## THE PROBLEM
Which lines below include "Attribute"? Copy them all.
*** EXTRACTED RECORDS ***
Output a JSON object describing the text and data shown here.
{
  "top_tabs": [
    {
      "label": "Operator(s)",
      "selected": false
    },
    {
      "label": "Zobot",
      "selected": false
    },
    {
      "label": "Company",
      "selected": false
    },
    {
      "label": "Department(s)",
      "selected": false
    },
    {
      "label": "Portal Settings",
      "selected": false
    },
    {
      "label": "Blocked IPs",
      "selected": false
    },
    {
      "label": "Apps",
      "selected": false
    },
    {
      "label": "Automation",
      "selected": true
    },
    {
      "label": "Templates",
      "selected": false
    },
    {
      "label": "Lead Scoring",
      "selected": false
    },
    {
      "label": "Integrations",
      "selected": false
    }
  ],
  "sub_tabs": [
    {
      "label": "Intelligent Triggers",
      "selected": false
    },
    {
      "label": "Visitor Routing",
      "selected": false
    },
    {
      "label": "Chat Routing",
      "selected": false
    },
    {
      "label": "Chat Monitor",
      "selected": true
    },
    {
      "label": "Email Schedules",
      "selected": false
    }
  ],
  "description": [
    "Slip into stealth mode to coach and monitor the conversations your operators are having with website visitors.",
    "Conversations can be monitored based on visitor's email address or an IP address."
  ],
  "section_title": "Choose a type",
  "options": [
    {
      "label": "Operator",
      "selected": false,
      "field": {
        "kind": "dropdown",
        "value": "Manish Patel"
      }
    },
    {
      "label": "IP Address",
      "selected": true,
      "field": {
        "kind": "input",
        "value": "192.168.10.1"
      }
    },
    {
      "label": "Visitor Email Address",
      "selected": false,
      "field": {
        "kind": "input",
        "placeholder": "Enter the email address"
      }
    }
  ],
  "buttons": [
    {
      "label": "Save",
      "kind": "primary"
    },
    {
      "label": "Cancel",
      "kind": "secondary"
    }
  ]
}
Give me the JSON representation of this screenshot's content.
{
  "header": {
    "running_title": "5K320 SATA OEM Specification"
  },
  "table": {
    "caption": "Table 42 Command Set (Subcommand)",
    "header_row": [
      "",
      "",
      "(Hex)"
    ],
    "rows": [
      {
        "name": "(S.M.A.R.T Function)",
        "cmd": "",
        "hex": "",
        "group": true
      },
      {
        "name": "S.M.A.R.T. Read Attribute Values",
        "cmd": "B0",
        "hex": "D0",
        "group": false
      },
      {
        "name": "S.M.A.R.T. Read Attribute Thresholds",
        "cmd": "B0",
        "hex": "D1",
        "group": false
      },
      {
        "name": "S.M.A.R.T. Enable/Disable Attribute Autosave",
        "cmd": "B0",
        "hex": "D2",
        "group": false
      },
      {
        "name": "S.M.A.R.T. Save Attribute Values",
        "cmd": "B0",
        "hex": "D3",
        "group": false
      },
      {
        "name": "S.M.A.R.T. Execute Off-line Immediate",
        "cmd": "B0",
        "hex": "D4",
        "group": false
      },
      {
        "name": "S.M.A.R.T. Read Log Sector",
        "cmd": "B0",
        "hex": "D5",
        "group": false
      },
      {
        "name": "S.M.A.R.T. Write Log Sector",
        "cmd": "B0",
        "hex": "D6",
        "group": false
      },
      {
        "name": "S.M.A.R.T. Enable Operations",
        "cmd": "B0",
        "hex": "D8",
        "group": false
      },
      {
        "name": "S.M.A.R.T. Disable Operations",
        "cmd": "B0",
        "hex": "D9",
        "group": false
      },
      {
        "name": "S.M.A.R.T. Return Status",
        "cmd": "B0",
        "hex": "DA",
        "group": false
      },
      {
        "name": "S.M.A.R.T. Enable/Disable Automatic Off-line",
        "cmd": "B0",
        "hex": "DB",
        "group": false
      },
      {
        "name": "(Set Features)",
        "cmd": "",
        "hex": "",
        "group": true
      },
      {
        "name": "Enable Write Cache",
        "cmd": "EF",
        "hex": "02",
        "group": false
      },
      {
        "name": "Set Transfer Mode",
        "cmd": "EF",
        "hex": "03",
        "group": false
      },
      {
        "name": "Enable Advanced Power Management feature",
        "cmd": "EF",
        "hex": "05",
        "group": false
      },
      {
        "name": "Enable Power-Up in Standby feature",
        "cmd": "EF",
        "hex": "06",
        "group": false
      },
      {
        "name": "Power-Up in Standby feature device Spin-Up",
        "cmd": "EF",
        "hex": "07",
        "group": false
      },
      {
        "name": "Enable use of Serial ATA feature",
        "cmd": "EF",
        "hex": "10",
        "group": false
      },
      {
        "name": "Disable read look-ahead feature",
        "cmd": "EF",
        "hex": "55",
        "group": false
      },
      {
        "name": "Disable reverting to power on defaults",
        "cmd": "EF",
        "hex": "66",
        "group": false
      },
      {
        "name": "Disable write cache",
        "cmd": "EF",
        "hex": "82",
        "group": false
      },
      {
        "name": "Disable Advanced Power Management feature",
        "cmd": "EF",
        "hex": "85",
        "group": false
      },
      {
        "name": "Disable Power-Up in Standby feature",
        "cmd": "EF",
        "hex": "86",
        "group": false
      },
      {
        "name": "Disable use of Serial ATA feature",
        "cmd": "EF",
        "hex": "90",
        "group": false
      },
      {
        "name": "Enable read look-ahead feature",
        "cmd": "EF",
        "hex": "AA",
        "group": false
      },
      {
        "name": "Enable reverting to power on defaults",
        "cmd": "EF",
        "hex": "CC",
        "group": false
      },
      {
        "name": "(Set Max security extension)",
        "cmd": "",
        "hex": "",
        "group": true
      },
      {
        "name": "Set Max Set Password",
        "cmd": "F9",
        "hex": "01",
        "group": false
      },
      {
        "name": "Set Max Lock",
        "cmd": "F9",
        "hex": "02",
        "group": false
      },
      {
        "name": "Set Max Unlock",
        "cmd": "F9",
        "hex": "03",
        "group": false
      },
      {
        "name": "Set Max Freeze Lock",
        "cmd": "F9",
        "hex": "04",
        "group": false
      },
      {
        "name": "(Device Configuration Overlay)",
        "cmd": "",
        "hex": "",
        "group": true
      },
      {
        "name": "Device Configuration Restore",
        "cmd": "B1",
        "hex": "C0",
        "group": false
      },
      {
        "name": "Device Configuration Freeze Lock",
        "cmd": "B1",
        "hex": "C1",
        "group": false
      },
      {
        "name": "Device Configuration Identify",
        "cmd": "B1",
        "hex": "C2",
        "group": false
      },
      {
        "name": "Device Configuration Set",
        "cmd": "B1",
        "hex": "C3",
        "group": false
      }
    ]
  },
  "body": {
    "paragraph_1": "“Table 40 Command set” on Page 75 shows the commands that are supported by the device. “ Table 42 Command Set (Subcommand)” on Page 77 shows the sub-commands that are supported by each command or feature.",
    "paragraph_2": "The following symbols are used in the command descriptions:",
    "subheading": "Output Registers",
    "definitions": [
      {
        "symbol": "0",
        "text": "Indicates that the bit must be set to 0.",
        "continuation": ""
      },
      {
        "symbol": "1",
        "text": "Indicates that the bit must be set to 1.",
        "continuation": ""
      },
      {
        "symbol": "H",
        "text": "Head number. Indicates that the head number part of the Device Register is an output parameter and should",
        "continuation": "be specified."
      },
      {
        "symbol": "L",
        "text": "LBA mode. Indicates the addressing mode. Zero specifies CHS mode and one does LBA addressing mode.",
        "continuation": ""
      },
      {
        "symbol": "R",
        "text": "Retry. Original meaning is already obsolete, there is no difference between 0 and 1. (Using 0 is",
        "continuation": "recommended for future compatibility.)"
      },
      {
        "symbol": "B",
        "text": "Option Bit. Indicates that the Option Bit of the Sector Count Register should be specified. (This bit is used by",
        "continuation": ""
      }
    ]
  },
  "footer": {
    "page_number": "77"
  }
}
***
## YOUR RESPONSE
        "name": "S.M.A.R.T. Read Attribute Values",
        "name": "S.M.A.R.T. Read Attribute Thresholds",
        "name": "S.M.A.R.T. Enable/Disable Attribute Autosave",
        "name": "S.M.A.R.T. Save Attribute Values",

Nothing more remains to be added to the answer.